*Task data*.
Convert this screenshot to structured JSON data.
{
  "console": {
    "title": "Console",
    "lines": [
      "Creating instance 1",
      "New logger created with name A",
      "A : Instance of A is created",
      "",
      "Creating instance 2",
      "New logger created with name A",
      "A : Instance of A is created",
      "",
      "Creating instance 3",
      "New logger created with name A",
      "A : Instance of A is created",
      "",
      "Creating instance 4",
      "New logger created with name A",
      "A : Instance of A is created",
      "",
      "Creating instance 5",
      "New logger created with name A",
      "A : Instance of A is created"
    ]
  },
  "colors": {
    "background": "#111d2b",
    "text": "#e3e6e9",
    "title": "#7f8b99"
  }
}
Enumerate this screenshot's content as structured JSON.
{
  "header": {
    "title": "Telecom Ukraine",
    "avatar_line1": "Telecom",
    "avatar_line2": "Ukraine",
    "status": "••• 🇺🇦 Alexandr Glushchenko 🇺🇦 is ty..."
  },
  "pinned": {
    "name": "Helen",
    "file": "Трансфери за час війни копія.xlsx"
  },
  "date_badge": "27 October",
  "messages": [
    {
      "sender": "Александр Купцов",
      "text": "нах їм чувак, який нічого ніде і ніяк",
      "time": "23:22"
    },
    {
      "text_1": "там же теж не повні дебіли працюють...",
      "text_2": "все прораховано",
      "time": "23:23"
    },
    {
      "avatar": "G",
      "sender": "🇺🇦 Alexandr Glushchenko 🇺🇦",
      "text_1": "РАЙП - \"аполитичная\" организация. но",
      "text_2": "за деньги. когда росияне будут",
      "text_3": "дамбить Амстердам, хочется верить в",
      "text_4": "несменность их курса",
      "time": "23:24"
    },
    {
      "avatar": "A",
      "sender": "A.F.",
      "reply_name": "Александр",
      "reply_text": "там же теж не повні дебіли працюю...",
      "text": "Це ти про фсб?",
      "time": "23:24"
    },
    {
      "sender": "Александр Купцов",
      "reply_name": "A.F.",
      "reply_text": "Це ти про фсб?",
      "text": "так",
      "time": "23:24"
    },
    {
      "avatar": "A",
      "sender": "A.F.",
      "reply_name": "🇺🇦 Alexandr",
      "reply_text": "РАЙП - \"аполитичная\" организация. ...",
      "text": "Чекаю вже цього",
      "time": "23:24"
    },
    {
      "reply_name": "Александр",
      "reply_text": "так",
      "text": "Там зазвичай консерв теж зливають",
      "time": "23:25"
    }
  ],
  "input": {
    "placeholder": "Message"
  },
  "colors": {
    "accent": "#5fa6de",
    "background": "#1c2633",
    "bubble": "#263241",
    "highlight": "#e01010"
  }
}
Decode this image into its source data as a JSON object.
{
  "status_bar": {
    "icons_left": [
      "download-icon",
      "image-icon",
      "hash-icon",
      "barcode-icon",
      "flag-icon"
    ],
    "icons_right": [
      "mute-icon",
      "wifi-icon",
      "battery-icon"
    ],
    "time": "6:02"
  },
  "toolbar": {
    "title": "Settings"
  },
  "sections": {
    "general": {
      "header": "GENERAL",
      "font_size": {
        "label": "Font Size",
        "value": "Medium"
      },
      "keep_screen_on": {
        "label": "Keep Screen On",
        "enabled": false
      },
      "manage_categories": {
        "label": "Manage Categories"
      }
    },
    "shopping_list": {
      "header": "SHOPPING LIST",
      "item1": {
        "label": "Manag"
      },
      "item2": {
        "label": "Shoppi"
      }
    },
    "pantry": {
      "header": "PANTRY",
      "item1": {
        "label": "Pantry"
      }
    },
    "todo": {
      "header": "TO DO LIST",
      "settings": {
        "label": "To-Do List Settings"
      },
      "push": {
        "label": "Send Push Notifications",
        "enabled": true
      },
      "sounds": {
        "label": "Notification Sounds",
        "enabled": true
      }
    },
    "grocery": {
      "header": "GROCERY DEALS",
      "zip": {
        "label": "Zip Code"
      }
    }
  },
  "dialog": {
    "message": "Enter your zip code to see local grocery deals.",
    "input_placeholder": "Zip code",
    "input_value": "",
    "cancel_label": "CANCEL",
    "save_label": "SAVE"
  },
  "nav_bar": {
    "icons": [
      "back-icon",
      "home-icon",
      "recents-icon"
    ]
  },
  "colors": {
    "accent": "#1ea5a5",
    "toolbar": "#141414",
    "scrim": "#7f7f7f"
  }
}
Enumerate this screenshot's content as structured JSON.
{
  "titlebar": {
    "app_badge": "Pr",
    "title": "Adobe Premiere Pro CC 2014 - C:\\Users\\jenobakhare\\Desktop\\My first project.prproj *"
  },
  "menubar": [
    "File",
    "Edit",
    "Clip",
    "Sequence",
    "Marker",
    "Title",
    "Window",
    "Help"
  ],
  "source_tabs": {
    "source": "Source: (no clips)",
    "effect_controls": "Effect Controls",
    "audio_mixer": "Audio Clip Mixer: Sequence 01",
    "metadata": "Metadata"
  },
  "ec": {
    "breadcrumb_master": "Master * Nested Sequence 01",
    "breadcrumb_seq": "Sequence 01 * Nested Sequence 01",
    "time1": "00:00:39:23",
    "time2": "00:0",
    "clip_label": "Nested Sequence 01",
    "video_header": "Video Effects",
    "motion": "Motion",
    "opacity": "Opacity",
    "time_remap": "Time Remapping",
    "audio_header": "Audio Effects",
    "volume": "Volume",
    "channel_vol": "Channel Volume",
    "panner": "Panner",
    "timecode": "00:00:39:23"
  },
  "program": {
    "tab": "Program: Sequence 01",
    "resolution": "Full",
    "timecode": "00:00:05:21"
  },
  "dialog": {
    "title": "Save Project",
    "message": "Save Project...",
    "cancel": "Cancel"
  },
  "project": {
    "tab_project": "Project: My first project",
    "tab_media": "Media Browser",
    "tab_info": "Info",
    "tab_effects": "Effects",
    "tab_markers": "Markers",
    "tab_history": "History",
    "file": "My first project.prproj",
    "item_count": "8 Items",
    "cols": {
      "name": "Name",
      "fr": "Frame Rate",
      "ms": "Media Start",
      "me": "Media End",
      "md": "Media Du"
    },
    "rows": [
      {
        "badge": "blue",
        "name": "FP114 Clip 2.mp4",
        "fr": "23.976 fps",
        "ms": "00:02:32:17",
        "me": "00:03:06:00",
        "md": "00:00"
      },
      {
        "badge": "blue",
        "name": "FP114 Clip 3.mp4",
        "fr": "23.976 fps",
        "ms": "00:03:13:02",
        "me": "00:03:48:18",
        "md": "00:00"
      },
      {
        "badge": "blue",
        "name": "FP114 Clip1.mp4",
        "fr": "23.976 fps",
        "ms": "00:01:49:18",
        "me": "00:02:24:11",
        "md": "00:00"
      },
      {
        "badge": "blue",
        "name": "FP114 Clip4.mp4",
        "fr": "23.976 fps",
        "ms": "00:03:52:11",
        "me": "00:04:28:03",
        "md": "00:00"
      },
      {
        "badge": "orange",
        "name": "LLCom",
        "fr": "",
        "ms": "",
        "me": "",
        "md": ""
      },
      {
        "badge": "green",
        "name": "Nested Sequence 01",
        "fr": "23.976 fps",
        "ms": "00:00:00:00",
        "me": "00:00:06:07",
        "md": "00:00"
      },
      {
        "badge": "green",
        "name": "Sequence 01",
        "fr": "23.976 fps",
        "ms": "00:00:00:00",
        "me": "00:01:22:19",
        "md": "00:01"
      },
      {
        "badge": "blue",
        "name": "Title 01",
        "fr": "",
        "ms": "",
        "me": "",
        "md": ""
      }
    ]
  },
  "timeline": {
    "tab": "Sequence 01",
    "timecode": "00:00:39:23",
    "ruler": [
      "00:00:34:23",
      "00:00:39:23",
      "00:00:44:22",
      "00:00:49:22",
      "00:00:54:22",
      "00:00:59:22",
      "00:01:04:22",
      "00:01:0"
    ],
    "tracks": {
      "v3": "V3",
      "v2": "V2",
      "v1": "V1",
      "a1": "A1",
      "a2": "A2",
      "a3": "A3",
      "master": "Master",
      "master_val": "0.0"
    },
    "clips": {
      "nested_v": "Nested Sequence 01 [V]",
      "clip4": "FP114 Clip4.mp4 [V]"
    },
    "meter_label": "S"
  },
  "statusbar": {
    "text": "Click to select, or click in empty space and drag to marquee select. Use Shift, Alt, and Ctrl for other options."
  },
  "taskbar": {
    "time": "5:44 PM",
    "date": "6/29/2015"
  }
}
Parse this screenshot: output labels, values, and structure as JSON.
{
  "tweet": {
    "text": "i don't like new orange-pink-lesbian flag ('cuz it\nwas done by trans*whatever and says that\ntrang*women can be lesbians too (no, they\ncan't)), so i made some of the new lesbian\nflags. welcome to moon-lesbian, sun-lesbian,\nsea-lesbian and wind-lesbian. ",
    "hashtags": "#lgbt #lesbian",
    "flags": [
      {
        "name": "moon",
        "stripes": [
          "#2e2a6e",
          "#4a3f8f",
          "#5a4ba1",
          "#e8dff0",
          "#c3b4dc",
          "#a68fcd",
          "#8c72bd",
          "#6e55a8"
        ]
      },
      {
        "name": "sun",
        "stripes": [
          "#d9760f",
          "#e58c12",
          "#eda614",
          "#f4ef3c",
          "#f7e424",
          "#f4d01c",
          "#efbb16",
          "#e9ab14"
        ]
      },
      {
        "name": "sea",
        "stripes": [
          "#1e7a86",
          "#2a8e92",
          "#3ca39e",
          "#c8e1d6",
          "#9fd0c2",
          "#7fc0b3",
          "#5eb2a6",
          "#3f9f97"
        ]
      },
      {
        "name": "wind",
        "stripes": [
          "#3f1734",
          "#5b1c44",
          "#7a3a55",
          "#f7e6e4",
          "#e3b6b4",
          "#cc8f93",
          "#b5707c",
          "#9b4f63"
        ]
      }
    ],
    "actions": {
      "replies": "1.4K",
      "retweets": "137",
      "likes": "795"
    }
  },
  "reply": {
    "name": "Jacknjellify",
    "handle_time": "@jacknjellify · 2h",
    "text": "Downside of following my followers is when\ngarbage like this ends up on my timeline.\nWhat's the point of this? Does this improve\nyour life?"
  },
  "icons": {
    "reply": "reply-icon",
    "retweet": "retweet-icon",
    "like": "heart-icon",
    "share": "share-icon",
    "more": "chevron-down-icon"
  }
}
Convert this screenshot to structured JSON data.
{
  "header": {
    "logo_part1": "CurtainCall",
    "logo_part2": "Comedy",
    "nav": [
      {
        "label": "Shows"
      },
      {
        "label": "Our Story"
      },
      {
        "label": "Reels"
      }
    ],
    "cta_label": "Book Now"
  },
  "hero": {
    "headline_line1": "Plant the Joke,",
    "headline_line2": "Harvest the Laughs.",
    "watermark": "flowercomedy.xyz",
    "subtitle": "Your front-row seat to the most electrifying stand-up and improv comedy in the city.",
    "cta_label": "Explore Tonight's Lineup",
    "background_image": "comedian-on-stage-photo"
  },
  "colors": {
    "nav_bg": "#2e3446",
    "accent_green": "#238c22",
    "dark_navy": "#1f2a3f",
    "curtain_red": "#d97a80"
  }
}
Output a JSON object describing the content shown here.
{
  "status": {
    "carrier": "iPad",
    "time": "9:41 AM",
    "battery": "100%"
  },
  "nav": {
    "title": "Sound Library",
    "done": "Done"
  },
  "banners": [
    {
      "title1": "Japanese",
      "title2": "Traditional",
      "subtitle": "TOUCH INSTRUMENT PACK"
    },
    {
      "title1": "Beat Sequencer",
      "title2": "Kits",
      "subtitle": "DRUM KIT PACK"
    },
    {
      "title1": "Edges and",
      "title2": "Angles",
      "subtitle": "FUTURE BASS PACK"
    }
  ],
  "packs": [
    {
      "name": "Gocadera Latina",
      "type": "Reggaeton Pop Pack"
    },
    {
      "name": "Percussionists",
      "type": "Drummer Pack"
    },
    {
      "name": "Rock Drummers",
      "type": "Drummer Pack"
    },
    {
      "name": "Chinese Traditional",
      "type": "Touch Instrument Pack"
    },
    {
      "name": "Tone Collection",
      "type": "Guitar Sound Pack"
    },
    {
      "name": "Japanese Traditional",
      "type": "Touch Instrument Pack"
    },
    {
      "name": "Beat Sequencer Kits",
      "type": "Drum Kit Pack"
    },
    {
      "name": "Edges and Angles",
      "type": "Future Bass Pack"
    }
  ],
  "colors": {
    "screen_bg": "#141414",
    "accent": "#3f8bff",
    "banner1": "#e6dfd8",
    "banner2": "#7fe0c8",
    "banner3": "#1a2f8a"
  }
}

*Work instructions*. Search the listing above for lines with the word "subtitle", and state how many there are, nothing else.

*Task output*. 4